Ohio State basketball power rankings: No. 1 Kaleb Wesson
Ohio State will open its 2019-20 men's basketball season by hosting Cincinnati for the first time in nearly 98 years. The Buckeyes and Bearcats will meet Wednesday in Value City Arena, marking only the 12th time the in-state programs have met and the second time in as many years that they’ve played each other within state lines after having not done so since 1921. In preparation for the start of the season, The Dispatch is counting down with power rankings for each member of the Ohio State roster.
These rankings are an educated guess at which players will have the most significant on-court impact during the course of the season.
No. 1: Kaleb Wesson
Height/weight: 6 feet 9 / 255 pounds
Jersey number: 34
Background: A local product from Westerville South, Wesson committed to Ohio State’s class of 2017 during the summer of 2015. A four-star recruit in the 247Sports.com composite rankings, Wesson was the top recruit from Ohio, the No. 6 center in the nation and overall No. 75 prospect. His father, Keith, played for the Buckeyes from 1983-87, and his older brother, Andre, is a senior on the team.

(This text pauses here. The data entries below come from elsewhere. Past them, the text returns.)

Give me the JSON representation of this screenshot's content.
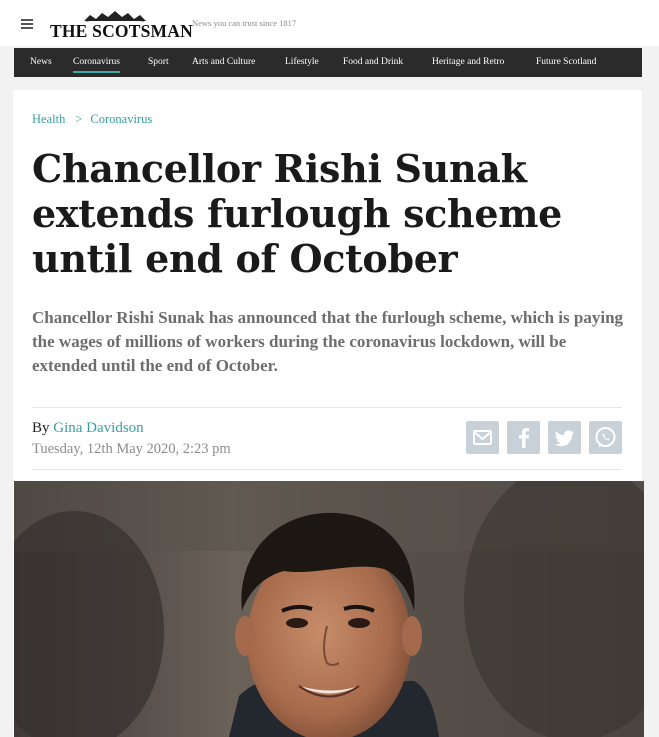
{
  "header": {
    "logo_text": "THE SCOTSMAN",
    "tagline": "News you can trust since 1817"
  },
  "nav": {
    "items": [
      {
        "label": "News"
      },
      {
        "label": "Coronavirus",
        "active": true
      },
      {
        "label": "Sport"
      },
      {
        "label": "Arts and Culture"
      },
      {
        "label": "Lifestyle"
      },
      {
        "label": "Food and Drink"
      },
      {
        "label": "Heritage and Retro"
      },
      {
        "label": "Future Scotland"
      }
    ]
  },
  "breadcrumb": {
    "items": [
      "Health",
      "Coronavirus"
    ],
    "separator": ">"
  },
  "article": {
    "headline": "Chancellor Rishi Sunak extends furlough scheme until end of October",
    "standfirst": "Chancellor Rishi Sunak has announced that the furlough scheme, which is paying the wages of millions of workers during the coronavirus lockdown, will be extended until the end of October.",
    "byline_prefix": "By",
    "author": "Gina Davidson",
    "date": "Tuesday, 12th May 2020, 2:23 pm"
  },
  "share": {
    "buttons": [
      {
        "icon": "email-icon"
      },
      {
        "icon": "facebook-icon"
      },
      {
        "icon": "twitter-icon"
      },
      {
        "icon": "whatsapp-icon"
      }
    ]
  },
  "colors": {
    "accent": "#3a9ea0",
    "nav_background": "#2b2b2b",
    "share_button": "#c9d1d8"
  }
}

2018-19 stats: In 32 games including 31 starts, Wesson averaged a team-high 14.6 points and 6.9 rebounds. He shot 50.0 percent from the field (156 for 312), 34.7 percent from three (26 for 75) and 73.4 percent (130 for 177) from the free-throw line. Wesson had six double-doubles. He drew an average of 6.9 fouls per 40 minutes, the 17th-best mark in the nation.
Career stats: Wesson has played in 65 games for the Buckeyes and made 61 starts while averaging 12.4 points and 5.9 rebounds per game. He’s a career 52.5 percent shooter from the floor.
Need to know: His jersey number is a nod to both his father, who wore 43, and two centers he enjoyed watching as a child: Hakeem Olajuwan and Shaquille O’Neal. Wesson was named to the Big Ten’s all-freshman team after averaging 10.2 points and 4.9 rebounds and helping the Buckeyes to a second-place Big Ten finish. He returned for his junior season after testing the NBA waters and earning workouts with the Atlanta Hawks and Boston Celtics. As far as current NBA players, Wesson said he sees players such as Nikola Jokic and DeMarcus Cousins as inspiration.
2018-19 recap: The focal point of the Ohio State offense, Wesson was the conduit through which the attack flowed. He announced himself with 15 points in a season-opening win at Cincinnati and eventually enjoyed a 12-game stretch of scoring in double figures, one that included a career-high 31-point effort against Youngstown State. With few other players capable of carrying the offense, Wesson showed an expanded overall game that included a three-point shot and attempted more than five times the number of threes than as a freshman. The increased attention from opposing defenses also found him on the wrong side of the whistles, and he fouled out of five games while averaging 3.2 fouls per game. He was suspended for the final three games of the regular season but returned in a big way, averaging 15.0 points and 8.5 rebounds in his final four games, all in the postseason.
2019-20 outlook: When the Buckeyes warmed up for Wednesday night’s exhibition against Cedarville, Wesson was among the four players at center court representing the team as captains. He enters his junior season not only as the face of the program and the most accomplished player but as a team leader.
There is more talent around Wesson than last year, but he remains the first option on offense thanks to his impressive work during the offseason. Within a week after the end of last season, he was in the gym with his trainer focused on overhauling his body. He dropped more than 30 pounds before the start of the summer, allowing him to play with greater pace and explosiveness and in more situations. Away from the court, multiple sources in and around the program have unanimously commended him for his maturity and willingness to accept a significant leadership role on a youthful roster.
The weight loss will allow Wesson to spend more time on the floor and should help him cut down on his fouls. He’ll be better able to defend on the perimeter, will likely attempt and make more threes than a season ago and should have a few more dunks in him.
“I just feel like I took a step as far as my game goes, being able to expand my range, being able to work from the NBA three-point range I feel like helped me a lot as far as adjusting to our new three-point line,” he said. “Coach is giving me more freedom out there to play on the perimeter, making passes, dribbling the ball a little bit more.”
If he puts it all together, Wesson is a legitimate first-team all-Big Ten candidate. He was a unanimous pick for the 10-member preseason team. And this might very well be his last season in Columbus, because an NBA job will likely be waiting.